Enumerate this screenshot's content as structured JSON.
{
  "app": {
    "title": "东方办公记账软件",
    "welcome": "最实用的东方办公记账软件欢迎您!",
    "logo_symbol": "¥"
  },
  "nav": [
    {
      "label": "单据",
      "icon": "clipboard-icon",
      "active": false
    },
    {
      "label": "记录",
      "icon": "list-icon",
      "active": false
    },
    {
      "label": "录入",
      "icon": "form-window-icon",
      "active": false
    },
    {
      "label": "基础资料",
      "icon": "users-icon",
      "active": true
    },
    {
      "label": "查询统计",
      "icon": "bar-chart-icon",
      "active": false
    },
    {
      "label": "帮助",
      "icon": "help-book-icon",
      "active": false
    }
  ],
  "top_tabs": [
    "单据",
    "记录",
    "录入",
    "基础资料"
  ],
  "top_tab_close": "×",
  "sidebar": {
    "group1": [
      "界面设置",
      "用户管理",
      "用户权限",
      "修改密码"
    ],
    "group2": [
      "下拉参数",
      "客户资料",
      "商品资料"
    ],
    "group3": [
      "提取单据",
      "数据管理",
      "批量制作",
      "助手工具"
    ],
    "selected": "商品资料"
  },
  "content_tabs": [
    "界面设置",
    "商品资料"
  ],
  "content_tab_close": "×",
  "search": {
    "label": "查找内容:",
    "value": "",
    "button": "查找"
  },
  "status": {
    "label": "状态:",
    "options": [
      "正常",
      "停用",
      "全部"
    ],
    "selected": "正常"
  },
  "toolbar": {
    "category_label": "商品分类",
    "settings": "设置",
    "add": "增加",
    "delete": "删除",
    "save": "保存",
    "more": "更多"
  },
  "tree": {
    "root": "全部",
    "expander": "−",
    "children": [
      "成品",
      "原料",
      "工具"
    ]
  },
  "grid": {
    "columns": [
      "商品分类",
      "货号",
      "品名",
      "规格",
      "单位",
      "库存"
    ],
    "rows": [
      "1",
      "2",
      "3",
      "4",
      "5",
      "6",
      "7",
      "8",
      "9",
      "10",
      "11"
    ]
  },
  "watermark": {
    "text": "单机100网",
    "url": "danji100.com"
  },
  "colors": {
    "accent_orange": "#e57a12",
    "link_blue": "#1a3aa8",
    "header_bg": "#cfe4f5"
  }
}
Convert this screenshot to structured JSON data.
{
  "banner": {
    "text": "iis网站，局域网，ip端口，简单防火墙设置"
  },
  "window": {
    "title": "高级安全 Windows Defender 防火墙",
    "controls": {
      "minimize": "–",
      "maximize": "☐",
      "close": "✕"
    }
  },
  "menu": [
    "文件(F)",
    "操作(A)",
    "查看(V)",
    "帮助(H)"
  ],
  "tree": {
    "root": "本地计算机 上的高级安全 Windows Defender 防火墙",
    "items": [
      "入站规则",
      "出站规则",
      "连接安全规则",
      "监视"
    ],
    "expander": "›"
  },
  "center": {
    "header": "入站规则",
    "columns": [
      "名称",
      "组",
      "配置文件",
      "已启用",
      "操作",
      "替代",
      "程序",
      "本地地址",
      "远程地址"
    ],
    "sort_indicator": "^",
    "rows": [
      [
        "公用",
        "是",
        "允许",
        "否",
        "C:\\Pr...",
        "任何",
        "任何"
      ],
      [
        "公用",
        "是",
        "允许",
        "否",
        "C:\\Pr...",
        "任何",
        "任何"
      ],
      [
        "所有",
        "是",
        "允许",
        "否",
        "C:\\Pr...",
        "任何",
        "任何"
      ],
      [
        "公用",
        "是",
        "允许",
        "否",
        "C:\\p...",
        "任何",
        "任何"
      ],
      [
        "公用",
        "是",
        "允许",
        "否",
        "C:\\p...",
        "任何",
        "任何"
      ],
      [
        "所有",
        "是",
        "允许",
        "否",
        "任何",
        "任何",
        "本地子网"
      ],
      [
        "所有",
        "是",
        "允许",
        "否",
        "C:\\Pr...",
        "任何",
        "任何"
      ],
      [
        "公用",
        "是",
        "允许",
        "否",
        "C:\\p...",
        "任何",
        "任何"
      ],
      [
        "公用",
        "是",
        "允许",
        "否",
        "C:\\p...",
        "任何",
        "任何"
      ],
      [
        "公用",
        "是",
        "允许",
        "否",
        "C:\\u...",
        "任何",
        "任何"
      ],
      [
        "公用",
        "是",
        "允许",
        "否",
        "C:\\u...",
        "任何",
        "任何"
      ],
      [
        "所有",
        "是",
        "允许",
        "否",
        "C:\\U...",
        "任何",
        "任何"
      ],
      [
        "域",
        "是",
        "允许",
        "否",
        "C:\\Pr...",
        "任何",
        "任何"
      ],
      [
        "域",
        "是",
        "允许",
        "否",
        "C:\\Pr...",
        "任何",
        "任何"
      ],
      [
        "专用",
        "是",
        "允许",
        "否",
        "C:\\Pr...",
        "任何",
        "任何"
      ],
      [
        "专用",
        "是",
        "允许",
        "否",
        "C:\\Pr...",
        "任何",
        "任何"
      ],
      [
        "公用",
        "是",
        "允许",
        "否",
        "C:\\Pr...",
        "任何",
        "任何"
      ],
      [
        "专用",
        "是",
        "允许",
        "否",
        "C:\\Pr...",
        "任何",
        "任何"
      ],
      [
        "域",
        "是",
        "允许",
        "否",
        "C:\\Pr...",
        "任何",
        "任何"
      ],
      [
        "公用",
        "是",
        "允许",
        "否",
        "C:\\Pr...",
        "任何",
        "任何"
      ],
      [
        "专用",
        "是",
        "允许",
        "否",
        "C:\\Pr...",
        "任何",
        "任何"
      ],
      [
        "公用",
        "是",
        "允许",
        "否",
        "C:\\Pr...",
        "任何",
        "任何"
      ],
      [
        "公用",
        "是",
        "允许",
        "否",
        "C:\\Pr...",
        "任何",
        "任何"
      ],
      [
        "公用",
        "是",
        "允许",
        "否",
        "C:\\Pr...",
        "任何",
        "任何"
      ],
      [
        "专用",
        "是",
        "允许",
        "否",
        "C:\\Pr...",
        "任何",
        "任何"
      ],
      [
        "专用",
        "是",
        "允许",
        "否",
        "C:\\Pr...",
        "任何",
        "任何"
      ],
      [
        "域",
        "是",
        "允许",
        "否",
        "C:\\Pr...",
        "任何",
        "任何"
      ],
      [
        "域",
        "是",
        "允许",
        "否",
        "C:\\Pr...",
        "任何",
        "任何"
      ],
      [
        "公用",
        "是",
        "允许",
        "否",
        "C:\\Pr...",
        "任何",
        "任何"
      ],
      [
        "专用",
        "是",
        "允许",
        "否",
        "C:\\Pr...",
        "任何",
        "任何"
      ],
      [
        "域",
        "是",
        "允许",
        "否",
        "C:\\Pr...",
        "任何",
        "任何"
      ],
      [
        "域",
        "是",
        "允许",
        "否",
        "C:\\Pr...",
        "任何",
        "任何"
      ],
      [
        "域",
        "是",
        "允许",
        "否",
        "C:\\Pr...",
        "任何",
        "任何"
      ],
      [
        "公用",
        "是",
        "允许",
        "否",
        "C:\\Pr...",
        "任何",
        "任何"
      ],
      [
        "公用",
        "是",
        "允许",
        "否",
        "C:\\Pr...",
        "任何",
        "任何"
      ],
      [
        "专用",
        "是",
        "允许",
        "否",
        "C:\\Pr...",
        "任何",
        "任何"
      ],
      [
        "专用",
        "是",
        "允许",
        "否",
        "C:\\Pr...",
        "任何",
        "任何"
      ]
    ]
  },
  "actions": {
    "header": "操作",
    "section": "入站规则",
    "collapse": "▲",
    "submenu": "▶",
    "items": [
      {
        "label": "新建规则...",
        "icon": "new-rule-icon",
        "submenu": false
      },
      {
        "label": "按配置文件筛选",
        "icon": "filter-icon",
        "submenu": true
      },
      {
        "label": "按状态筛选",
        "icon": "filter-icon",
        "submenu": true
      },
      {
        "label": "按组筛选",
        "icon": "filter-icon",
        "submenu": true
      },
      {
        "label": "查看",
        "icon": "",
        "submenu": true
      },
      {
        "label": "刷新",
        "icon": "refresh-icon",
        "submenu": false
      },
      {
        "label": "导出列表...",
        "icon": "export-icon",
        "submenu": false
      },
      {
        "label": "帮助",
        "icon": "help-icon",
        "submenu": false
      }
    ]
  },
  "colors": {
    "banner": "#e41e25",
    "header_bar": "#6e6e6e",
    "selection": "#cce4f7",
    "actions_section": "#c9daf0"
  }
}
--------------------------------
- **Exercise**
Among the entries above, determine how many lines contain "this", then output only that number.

- **Expected answer**
2